The United states of America is asking for an authorisation from the United Nations Security Council resolution to assemble a mission to Somalia to hunt down pirates.
The US hopes that, if adopted, the strategic proposal to hunt pirates on land as well as on sea will limit the growing number of pirate operations in the Gulf of Aden.
Countries that have combined efforts to fight the pirates at sea are not allowed to hunt down Somali pirates on land.
Security Council diplomats say an American-drafted resolution suggests countries should be able to pursue pirates ashore, and in the country’s airspace if necessary, providing the Somali government agrees.
America’s deputy ambassador at the UN, Alejandro Wolff, said that given the threats posed by pirates no stone would be left unturned on this issue.
The draft has been circulated by the US and seen by UN diplomats in New York, but it is not clear how much support this proposal will have as Russia and China are traditionally cautious about interfering in the affairs of other nations.
According to reports, piracy off Somalia’s coastline has long been rife following over 120 attacks reported in 2008, and the UN Security Council have had to pass a resolution allowing countries operating with the consent of Somalia’s transitional government to go into Somalia’s territorial waters and use force to capture pirates.
However, concerned countries fighting piracy along the 3025 kilometre (1,880-miles) Somali coastline need to get approval from the Somali government as well as notify U.N. Secretary-General Ban Ki-moon before taking action.

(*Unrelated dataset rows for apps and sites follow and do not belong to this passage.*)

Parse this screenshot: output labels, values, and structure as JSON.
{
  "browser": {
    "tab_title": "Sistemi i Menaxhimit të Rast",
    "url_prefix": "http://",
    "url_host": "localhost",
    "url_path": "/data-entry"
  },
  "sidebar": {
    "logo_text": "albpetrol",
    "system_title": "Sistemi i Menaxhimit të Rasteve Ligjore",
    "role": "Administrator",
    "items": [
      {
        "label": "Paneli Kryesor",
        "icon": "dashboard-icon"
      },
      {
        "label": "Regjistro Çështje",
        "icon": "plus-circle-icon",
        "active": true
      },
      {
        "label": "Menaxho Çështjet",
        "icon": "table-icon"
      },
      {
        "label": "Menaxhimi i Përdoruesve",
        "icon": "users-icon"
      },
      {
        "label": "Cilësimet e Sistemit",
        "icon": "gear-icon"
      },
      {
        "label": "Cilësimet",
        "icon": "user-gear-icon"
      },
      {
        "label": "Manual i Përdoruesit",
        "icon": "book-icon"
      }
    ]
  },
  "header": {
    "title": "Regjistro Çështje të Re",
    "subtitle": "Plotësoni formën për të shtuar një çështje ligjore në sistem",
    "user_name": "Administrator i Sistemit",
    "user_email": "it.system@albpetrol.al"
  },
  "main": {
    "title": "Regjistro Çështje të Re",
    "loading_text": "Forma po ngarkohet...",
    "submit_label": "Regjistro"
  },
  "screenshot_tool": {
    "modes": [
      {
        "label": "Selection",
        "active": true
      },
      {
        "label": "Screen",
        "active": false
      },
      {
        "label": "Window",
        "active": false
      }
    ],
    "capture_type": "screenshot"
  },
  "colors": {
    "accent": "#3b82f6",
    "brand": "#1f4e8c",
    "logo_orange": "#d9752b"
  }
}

US Secretary of State, Condoleezza Rice, will be at the UN next Tuesday for a meeting on piracy, and US diplomats hope the resolution will be adopted then.